firstname.lastname@example.org | Website
Education [high school / college(s) / degree(s)]: North Olmsted High School; Cleveland State University (Bachelor’s Degree in Computer & Information Science; begun Master’s Degrees in Software Engineering and in Math)
What year did you start teaching and where?: Kenston High School, 2009
What year did you start at Kenston?: 2009
Why did you become a teacher?: I subconsciously had a passion for teaching evident since childhood, idolized many of my favorite teachers in high school, and realized that I know material better than some professors I’ve observed.

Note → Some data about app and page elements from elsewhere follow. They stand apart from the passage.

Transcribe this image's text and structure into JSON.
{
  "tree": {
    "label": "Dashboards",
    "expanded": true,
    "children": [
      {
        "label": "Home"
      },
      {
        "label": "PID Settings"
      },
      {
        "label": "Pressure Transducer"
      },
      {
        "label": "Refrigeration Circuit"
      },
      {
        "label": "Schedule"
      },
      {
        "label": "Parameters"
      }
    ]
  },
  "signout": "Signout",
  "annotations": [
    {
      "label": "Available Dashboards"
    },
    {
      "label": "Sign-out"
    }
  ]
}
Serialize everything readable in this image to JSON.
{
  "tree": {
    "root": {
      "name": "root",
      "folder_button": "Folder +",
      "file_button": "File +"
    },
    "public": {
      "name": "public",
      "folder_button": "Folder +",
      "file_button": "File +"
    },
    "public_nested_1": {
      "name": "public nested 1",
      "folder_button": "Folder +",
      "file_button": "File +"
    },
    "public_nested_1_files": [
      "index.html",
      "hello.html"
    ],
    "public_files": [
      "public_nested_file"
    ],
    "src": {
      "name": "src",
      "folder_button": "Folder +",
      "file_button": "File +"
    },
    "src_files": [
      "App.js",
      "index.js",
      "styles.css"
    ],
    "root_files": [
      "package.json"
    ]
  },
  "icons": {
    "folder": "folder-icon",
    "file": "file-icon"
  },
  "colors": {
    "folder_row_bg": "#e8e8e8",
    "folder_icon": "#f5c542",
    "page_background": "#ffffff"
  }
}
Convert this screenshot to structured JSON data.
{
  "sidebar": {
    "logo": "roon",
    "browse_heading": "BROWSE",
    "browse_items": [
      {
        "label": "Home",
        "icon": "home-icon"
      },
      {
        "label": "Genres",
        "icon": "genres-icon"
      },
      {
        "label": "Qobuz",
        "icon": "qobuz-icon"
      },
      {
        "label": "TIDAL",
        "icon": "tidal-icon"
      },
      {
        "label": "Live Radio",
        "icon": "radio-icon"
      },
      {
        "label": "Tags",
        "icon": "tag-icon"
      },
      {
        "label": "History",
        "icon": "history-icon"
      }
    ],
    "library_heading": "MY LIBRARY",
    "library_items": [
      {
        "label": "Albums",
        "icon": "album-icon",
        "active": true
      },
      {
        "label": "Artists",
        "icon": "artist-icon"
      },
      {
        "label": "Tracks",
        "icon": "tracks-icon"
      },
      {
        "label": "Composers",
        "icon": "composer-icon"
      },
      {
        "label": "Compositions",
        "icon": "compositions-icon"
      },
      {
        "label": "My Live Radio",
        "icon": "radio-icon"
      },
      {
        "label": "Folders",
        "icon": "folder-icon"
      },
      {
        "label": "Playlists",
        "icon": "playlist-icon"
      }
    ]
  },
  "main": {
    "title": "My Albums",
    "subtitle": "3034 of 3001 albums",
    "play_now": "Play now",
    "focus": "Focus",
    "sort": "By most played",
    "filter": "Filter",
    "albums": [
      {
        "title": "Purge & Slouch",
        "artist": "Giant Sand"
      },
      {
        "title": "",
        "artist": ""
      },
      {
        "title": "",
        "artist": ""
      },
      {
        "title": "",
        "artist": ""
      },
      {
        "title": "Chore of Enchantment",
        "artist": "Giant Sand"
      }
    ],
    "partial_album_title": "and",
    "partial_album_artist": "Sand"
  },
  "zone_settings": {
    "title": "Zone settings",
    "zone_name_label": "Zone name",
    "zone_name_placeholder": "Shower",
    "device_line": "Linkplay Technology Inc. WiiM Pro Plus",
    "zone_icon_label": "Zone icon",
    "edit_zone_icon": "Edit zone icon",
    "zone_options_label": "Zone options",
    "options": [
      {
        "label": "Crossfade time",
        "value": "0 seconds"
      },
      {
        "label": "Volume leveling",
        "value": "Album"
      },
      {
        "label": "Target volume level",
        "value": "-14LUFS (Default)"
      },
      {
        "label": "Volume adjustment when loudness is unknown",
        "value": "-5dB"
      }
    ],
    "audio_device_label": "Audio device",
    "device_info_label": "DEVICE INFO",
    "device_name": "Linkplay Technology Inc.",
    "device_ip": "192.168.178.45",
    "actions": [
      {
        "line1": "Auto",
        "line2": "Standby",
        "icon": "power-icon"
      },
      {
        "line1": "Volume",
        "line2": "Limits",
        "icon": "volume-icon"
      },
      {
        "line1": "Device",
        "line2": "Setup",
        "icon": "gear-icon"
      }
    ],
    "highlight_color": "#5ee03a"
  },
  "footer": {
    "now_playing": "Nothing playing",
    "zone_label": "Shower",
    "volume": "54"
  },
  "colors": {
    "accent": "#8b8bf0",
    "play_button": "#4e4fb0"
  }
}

Why did you choose your discipline?: I always knew I was going to be involved in computer programming, and with it inherently comes math, both of which are skills that came very naturally and are intrinsically interesting and practical.
What hobbies / interests do you have?: Computer programming and math, of course! (You can tell I was very popular in school.) Also gaming, which undoubtedly led to my interest in programming in the first place.
What is your favorite food?: Americanized Asian (which of course is not true Asian)
What is your favorite Movie or TV show?: Back To The Future
What is your favorite book?: I’m not one for reading, but when I do it’s typically nonfiction.
Where is your favorite place to travel?: Anywhere; I like traveling in general, whether to visit friends, attend family reunions, or explore more exotic and adventurous destinations. I’d love to see more of Eurasia.
What is your favorite quote?: “Everything is standing right out in the open; it’s just a question of how you look at it. So you do discover, when you realize this, the most extraordinary thing that I never cease to be flabbergasted at whenever it happens to me. Some people will use a symbolism of the relationship of God to the universe, wherein God is a brilliant light, only somehow veiled, hiding underneath all these forms as you look around you. So far so good. But the truth is funnier than that. It is that you are looking right at the brilliant light now, that the experience you are having that you call ordinary everyday consciousness, pretending you’re not it, that experience is exactly the same thing as “it”. There’s no difference at all. And when you find that out, you laugh yourself silly. That’s the great discovery.” -Alan Watts, 1960